Adrian Allen, commercial director of the AMRC and technical director of the TRAM event, says, “We are honored and privileged to have secured such prestigious members of the Boeing team as our Keynote presenters for TRAM. They will offer our attendees insight into the aerospace industry that they wouldn’t be able to get anywhere else, and we are eager to bring them their perspectives.”
Attendees of the TRAM conference will also have free access to the IMTS exhibit hall and be invited to participate in a networking reception on Wednesday evening.
Complete TRAM registration and event details can be found here.
Yes, for a century, German-based Index Corporation has been manufacturing high end machine tools for the precision turned parts industry, worldwide. To celebrate this milestone, the company is hosting an open house at its U.S. headquarters in Noblesville, Ind., near Indianapolis.
The scheduled dates are April 8-11 starting at 10 a.m. each day. Machines from the company’s line of single-spindle, Swiss-type and multi-spindles (a total of 12 machines under power) will be demonstrated for visitors as well as programming and process demonstrations.
Carl Bass, president and CEO of Autodesk (center) with (left to right) Glenn McMinn, president, Delcam North America; Clive Martell, chief executive, Delcam; Steve Hobbs, development director, Delcam; and Bart Simpson, commercial director, Delcam.

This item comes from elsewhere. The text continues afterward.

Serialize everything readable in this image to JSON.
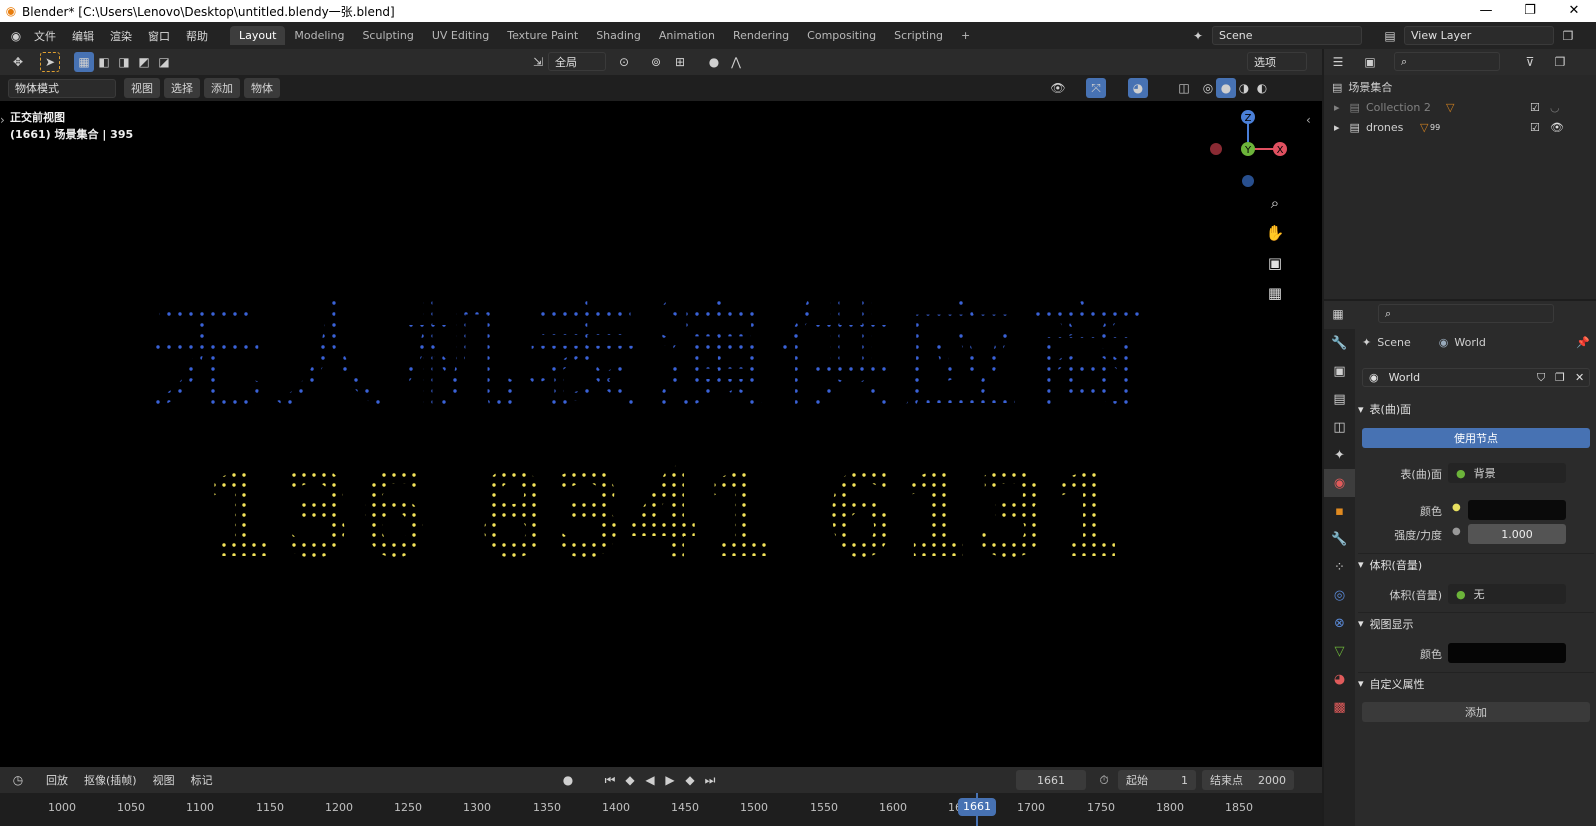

After a long ramp up, CAD software manufacturer, Autodesk, announced February 6 that it has completed acquisition of CAM software leader, Delcam. This deal has been in the works for several months.
Autodesk serves customers in the manufacturing, architecture, building, construction, and media and entertainment industries. “The acquisition of Delcam is an important step in Autodesk’s continued expansion into manufacturing and fabrication and beyond our roots in design,” says Buzz Kross, senior V.P. for design, lifestyle and simulation products at Autodesk.

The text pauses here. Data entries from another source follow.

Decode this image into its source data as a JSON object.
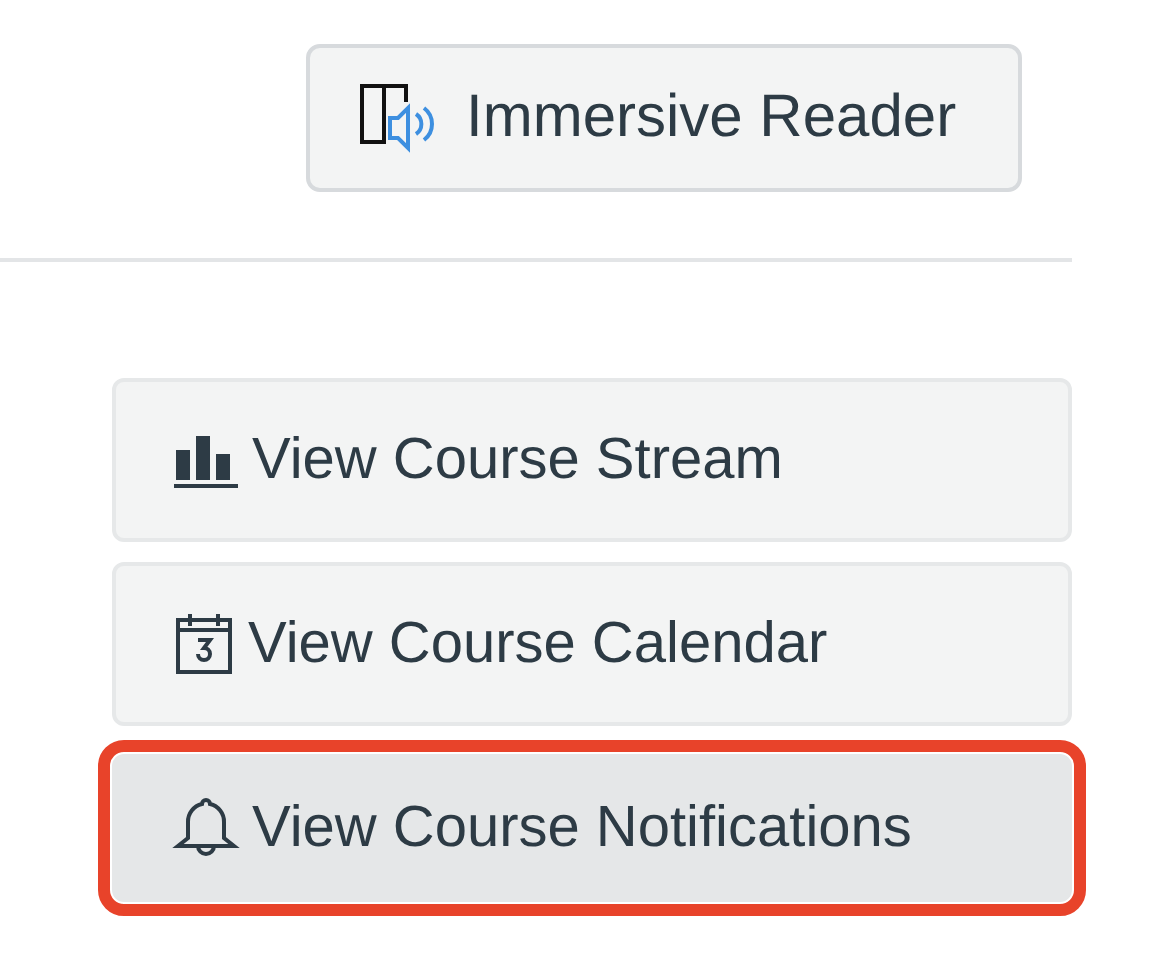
{
  "reader_button": {
    "label": "Immersive Reader"
  },
  "course_buttons": [
    {
      "kind": "stream",
      "label": "View Course Stream",
      "highlighted": false
    },
    {
      "kind": "calendar",
      "label": "View Course Calendar",
      "highlighted": false
    },
    {
      "kind": "notifications",
      "label": "View Course Notifications",
      "highlighted": true
    }
  ]
}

Delcam, through its CAM product brands, including Featurecam, Partmaker and Powermill, are familiar to the metalworking industry and widely applied in a variety of precision machined parts shops. The addition of a CAD component such as Autodesk will enhance automation of the design and programming functionality of these shops.
The 2014 R2 version of FeatureCAM supports the programming and simulation of right-angle heads.
Right-angle heads allow internal pockets to be milled and internal holes to be drilled that would be inaccessible, and so impossible to produce, using a conventional head. They are now available as an option on an increasing range of machines, including a variety of mill-turn equipment.
Delcam’s FeatureCAM 2014 R2 is its latest software release from the company and is designed to provide support for milling and drilling with right-angle heads and programming of multiple roughing operations using the company’s Vortex area-clearance strategy. Other enhancements include better control of Z-level roughing, and improvements to Wire EDM and chamfering.
The new version is, according to the company, the first release that has the ability to program and simulate both milling and drilling with right-angle heads. These new strategies will allow users to take advantage of the flexibility of machines with this option.
For full details, including video demonstrations of the new functionality, and to download an evaluation version, go to Delcam's website.